John Grant is approaching his life honestly. In the lyrics of his latest solo album Pale Green Ghosts, the former frontman of The Czars sings about being an openly gay man who is also HIV positive. Grant was in town last week for a show at (Le) Poisson Rouge, and though our conversation veered into territory most musicians would balk at, he faced difficult issues with a thoughtful grace.
In a lot of ways your new record feels like a concept album, both sonically and content wise. Was that the intent?
I don’t look at it as a concept album. In terms of sonically, well, my last record Queen of Denmark was about the ’70s, so this one is a natural move toward the’ 80s. I’ve always listened to bands like Skinny Puppy and Eurythmics and my heart has always needed to get that into a record. If my first record was about childhood, this one is about the difficultly of young adulthood. I had moved to Colorado from Michigan. It was a difficult move, was a difficult process with a lot of chaos and confusion. This is about going back and taking stock of that.
You talk about the ’80s being a difficult, tumultuous time. Why was that?
Being gay was not okay in the environment I grew up in. I was told being gay meant you were going to hell. You grow up believing that when that’s what you’re being told, yet I saw myself becoming what I was not supposed to become. It was not okay in my family. Some people could say fuck you to their parents. I wasn’t able to do that at the time.
To what extent have you reconciled with your family?
My mother died right after I came out, so she and I never got to work things out. As far as being reconciled with my siblings, they are fine with who I am. My sister actually came out as a lesbian. I came out in the 90s. 91 or 92 was when I told my parents. I never even planned to tell my father I have HIV. One of my brothers did. It’s not something that’s relevant to his life.
You bring up the fact that you’re HIV positive and I read somewhere you were informed by text message. That must have been an overwhelming experience.

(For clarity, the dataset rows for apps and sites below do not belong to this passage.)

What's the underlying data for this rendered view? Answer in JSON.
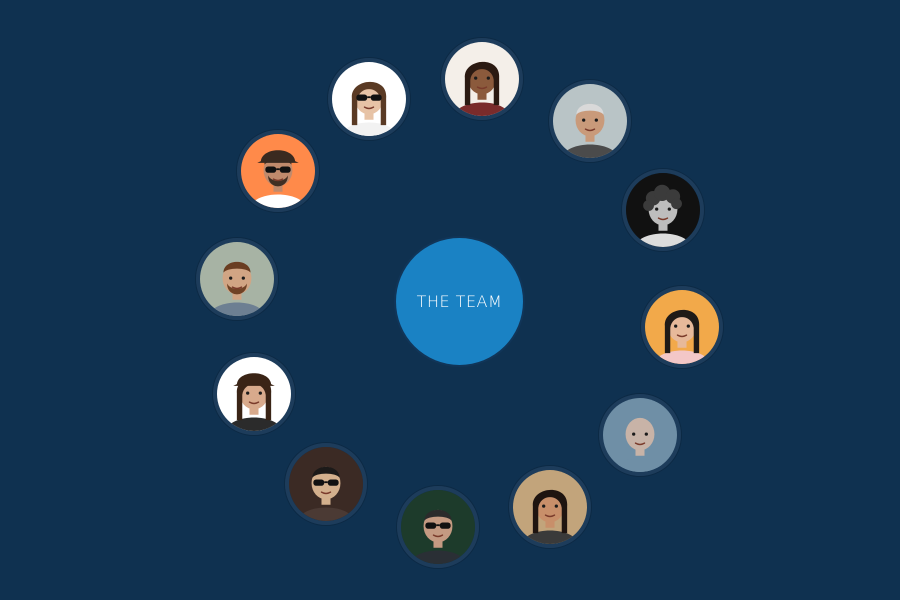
{
  "colors": {
    "background": "#0f3150",
    "ring_border": "#1d3c5b",
    "hub_fill": "#1a82c4",
    "hub_text": "#ffffff"
  },
  "hub": {
    "label": "THE TEAM"
  },
  "members": [
    {
      "id": "m1",
      "bg": "#ffffff",
      "skin": "#e7c3a6",
      "hair": "#5a3a24",
      "shirt": "#f2f2f2",
      "sunglasses": true,
      "beard": false,
      "hat": false,
      "hair_style": "long"
    },
    {
      "id": "m2",
      "bg": "#f4efe9",
      "skin": "#8b5a3c",
      "hair": "#2b1a12",
      "shirt": "#7a2b2b",
      "sunglasses": false,
      "beard": false,
      "hat": false,
      "hair_style": "long"
    },
    {
      "id": "m3",
      "bg": "#b9c4c6",
      "skin": "#c99a7a",
      "hair": "#d9d9d9",
      "shirt": "#4b4b4b",
      "sunglasses": false,
      "beard": false,
      "hat": false,
      "hair_style": "short"
    },
    {
      "id": "m4",
      "bg": "#111111",
      "skin": "#bdbdbd",
      "hair": "#3b3b3b",
      "shirt": "#dcdcdc",
      "sunglasses": false,
      "beard": false,
      "hat": false,
      "hair_style": "curly"
    },
    {
      "id": "m5",
      "bg": "#f2a94a",
      "skin": "#e7b99a",
      "hair": "#1f1a17",
      "shirt": "#f3c7c7",
      "sunglasses": false,
      "beard": false,
      "hat": false,
      "hair_style": "long"
    },
    {
      "id": "m6",
      "bg": "#6f8fa6",
      "skin": "#c8b3a7",
      "hair": "#3a3a3a",
      "shirt": "#6f8fa6",
      "sunglasses": false,
      "beard": false,
      "hat": false,
      "hair_style": "bald"
    },
    {
      "id": "m7",
      "bg": "#c2a47b",
      "skin": "#c88f6a",
      "hair": "#1e1410",
      "shirt": "#3a3a3a",
      "sunglasses": false,
      "beard": false,
      "hat": false,
      "hair_style": "long"
    },
    {
      "id": "m8",
      "bg": "#1d3b2b",
      "skin": "#c49a82",
      "hair": "#2b2b2b",
      "shirt": "#2a2f35",
      "sunglasses": true,
      "beard": false,
      "hat": false,
      "hair_style": "short"
    },
    {
      "id": "m9",
      "bg": "#3b2a24",
      "skin": "#d3b08d",
      "hair": "#1c1a19",
      "shirt": "#4b3a34",
      "sunglasses": true,
      "beard": false,
      "hat": false,
      "hair_style": "short"
    },
    {
      "id": "m10",
      "bg": "#ffffff",
      "skin": "#d8aa8c",
      "hair": "#3a2416",
      "shirt": "#2b2b2b",
      "sunglasses": false,
      "beard": false,
      "hat": true,
      "hair_style": "long"
    },
    {
      "id": "m11",
      "bg": "#a7b3a4",
      "skin": "#d1a584",
      "hair": "#6a3d21",
      "shirt": "#6d7f92",
      "sunglasses": false,
      "beard": true,
      "hat": false,
      "hair_style": "short"
    },
    {
      "id": "m12",
      "bg": "#ff8a4a",
      "skin": "#c08a6c",
      "hair": "#3a2a20",
      "shirt": "#ffffff",
      "sunglasses": true,
      "beard": true,
      "hat": true,
      "hair_style": "short"
    }
  ]
}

I was buying shoes in Berlin, I was living in Berlin at the time. And a guy sent me a text that said he had bad news. I had been with this guy… As soon as I landed in Sweden, I didn’t know anyone in Sweden, I found a doctor and took a test. Of course it came back positive. It was January, it was dark all the time. It was a dark month. You know in your mind it’s not the death sentence it once was, but it’s still a very emotionally intense experience.
So were you aware at the time of the progress that has been made in treatment?
I knew that things had progressed quite dramatically since the 80s or the 90s. But I didn’t know what kind of virus I got, there’s all sorts of new mutations that you can get. I know a lot of people don’t have to start taking medication for ten years sometimes. But I got some extra special virus, where I needed to start taking medication after one year.
This album has been very well received. Does it feel good to get that external validation?
I guess the validation is feeling that I’ve expressed myself honestly in an artistic way. I spent a lot of my life feeling like I had to be a certain way. I can’t afford to do that anymore. Of course I want to be accepted. I want to have good reviews, want to have people like my record. My last record was album of the year in Mojo, one of the biggest music publications of all time. But they don’t like this record. I can’t get my validation from outside sources. Then I’m screwed. One of the difficult things about making a record is hearing all the outside voices when you lie in bed at night. I completely ignore those voices. That’s none of my fucking business, what people will think of it. I can only express myself as honestly as clearly as I can. I’m just human.
I can’t make an honest record if I’m worried about how I think I’m supposed to be perceived. There’s times I wish I was like lead singer of The Strokes or David Bowie. But that simply is not my life, it’s not me. I have to ignore all of that shit.
Well in a way that idea ties into what you were saying earlier about acceptance of oneself. You sing about that on the song “Ernest Borgnine”.
Stuff like “Ernest Borgnine,” where I talk about forgiving myself for getting HIV, that’s a difficult issue to talk about. [In the song] I’m thinking about escaping into an absurd situation, what would one of my favorite actors do in my situation. But my favorite actor Ernest Borgnine is now dead. He doesn’t care about my HIV diagnosis.
But putting something like that out there isn’t just for me– there are a lot of people struggling with HIV. I’m looking for contact with those people too, so that I have people to talk to as well.